Liturgically, I know what is coming. I know for a fact that we will celebrate the birth of Christ at the end of December. So what does that mean for me? Well, as a teacher in the classroom, it means that I am trying to look ahead and find the best way to relay the ‘real meaning of Christmas’ in the most effective way. As a musician, it means knowing my part for all the many sacred and secular ceremonies, (Clonard Church really has a lovely ‘Santy World’ with the best group of kid carolers and volunteers). It means preparing half-hour reflections that will air on the radio and be heard by Wexford listeners. It means taking a little extra time in the chapel to savor the words by John the Baptist and all the prophets.. All of this intertwined begs the question toward me: Bernadette, do you feel prepared for the most important thing? Do feel ready for what’s entering your heart?
Mhm. Yea, of course… I am… I know, I know, my heart’s a manger and everything…. I mean I think I’m ready….hmmm….. well… I know I should be… I do really want to be.

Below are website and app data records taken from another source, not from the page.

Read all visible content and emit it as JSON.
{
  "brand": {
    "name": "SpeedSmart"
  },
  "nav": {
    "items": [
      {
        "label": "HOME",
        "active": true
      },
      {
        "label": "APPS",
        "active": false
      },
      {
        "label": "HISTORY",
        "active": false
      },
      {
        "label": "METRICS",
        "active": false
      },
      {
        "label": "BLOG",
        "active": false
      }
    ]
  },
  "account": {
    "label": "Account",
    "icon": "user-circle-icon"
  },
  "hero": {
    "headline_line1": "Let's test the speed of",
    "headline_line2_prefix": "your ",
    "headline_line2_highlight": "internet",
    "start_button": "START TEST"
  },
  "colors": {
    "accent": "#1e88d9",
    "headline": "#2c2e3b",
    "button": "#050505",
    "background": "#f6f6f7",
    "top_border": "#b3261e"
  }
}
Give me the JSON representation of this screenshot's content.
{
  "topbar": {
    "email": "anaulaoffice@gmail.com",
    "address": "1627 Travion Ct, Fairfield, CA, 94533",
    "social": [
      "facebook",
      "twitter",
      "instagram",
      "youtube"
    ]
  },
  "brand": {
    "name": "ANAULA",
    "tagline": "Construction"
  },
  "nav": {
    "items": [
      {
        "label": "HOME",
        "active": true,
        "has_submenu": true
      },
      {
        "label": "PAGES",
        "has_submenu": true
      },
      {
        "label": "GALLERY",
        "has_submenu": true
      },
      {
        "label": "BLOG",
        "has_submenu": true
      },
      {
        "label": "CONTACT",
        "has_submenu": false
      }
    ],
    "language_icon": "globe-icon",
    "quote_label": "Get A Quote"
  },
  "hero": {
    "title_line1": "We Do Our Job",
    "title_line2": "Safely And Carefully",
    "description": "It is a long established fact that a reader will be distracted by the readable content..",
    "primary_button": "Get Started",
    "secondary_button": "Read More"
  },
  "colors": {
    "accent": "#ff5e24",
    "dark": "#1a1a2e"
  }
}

Whether you work in or outside of the church, it can be very easy to get mentally caught up in the busywork and scheduling of this season. I find that I actually need to improve my skills in that regard sometimes. However, I also know that the bigger purpose is always at play. The inner work that has to be done during this season is vital to our well-being, to our relationships and our communities and families. With the birth of Christ, I look for a new birth in my personhood – in my ministry, in my selflessness, in my capability to love and be open to love.

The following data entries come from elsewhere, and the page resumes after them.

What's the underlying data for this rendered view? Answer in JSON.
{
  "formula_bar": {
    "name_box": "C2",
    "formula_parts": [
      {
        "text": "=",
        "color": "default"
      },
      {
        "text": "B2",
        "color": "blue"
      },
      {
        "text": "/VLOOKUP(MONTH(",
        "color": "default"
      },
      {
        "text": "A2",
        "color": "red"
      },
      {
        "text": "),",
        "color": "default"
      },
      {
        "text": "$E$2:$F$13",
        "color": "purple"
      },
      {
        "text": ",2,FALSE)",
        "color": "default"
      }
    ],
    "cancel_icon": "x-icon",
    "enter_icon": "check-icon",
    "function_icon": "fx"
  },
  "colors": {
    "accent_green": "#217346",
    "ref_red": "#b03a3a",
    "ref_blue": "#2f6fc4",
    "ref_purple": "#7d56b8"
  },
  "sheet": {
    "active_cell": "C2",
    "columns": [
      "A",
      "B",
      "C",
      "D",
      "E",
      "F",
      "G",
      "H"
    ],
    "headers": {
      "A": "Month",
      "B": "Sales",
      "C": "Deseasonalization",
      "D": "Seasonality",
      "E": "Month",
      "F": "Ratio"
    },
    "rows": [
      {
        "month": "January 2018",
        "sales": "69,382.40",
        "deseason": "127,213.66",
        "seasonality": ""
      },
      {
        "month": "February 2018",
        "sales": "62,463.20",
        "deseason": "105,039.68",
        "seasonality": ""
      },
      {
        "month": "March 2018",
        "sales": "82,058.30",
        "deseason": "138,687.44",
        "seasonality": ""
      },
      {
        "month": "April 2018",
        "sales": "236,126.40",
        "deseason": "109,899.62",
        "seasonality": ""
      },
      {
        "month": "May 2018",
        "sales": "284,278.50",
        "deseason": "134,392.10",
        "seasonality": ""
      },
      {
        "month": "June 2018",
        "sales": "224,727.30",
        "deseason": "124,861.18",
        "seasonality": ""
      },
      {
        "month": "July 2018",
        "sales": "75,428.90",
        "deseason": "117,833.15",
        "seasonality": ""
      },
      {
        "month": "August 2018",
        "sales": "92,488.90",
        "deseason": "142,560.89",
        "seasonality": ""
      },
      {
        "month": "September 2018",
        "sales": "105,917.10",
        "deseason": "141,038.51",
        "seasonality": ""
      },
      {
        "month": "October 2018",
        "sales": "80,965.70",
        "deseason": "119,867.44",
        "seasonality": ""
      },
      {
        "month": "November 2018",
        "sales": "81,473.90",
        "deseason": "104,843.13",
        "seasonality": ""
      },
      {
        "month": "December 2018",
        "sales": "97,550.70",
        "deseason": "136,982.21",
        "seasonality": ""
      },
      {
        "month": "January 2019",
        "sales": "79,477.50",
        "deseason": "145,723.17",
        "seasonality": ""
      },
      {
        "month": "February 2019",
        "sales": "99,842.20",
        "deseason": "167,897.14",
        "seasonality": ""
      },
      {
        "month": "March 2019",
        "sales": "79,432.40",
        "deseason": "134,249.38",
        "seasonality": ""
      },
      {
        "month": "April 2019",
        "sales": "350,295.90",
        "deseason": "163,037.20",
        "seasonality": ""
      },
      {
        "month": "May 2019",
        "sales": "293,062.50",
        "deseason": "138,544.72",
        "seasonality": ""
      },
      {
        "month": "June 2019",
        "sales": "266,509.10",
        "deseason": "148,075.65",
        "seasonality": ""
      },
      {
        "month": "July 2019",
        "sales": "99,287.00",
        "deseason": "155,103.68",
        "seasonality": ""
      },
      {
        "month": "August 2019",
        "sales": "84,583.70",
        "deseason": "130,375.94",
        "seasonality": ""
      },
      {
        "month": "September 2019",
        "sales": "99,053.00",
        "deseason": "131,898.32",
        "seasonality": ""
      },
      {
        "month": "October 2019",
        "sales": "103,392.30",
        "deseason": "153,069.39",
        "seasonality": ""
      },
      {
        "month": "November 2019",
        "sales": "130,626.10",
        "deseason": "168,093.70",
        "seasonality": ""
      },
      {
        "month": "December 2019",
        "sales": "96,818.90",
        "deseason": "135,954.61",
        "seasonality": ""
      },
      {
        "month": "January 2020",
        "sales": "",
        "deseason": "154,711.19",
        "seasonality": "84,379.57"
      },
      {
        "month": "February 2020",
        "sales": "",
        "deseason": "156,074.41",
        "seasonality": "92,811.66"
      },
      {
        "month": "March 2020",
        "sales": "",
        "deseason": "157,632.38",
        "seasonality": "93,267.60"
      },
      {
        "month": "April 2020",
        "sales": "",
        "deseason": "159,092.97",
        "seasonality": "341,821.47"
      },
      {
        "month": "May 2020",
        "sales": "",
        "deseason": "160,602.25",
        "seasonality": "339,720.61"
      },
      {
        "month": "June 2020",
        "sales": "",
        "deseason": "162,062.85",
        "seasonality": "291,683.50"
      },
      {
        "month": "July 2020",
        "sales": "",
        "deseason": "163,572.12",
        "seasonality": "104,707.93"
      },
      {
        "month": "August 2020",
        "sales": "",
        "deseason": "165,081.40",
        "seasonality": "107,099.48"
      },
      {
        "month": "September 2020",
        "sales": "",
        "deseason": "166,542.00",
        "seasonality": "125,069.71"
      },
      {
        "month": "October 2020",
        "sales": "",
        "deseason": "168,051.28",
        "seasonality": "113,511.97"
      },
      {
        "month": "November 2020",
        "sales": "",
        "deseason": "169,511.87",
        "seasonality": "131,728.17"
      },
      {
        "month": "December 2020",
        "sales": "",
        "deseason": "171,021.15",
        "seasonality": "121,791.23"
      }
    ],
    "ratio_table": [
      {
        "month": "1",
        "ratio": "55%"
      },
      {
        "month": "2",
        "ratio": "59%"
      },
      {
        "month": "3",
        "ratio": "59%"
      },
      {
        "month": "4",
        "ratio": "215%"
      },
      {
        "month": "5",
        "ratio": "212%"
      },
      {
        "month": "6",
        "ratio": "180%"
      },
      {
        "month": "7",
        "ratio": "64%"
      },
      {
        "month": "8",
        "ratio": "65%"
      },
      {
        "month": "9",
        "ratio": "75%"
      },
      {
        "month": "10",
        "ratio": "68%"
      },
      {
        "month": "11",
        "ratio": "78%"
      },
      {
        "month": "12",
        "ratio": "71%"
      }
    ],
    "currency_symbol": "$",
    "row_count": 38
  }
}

One of the things that perhaps stirred me to think more deeply about Advent was when, a couple weeks ago, I attended a Centering Prayer workshop at Clonard. The purpose of this habitual method of prayer is to remove any obstacles that might distract from God’s presence and action within us. We simply sit with an open heart and, as one of the parishioners described, “speak in silence – God’s first language,” and always mindfully return to a certain word of consolation. In these moments, the in-dwelling Spirit of God can speak to us, comfort us, even just remind us of who He really is. This experience stayed with me. It helped me recognize the gentleness that God has to offer in His relationship. This prayer helped me feel His presence even in the shifts and changes of my life. It infused a kind of peace in me, which lasted throughout the day. It held my spiritual gaze.
So for this Advent, my spiritual attitude in Ireland is, for lack of a better word – gestational. Still in progress. I want to not only be aware of this source of peace, this Spirit of the living God that already resides in my heart, but to help it grow. I ask myself questions like: Am I Catholic in action or on paper? Am I being as selfless as I possibly can be? Am I actually trusting Him, or do I hold on to my anxieties? Am I a child of the light or of the world? The examination could go on and on. But I do think it’s healthy to intentionally participate in how we are changing, because time inevitably changes us and a little self-evaluation is never a bad thing. Perhaps its not a question of how ready you are, but rather how willing you are. How willing are you to remove any obstacles to your connection with God? How willing are you to look for pockets of prayer time? How willing are you to speak to others about what’s going on in your heart? Are you willing to look at the darker parts of yourself, and then turn to God in His embrace? As this liturgical year begins, I pray that our hearts may renew our baptismal promises to God and be open to the love that He so eagerly wants to give.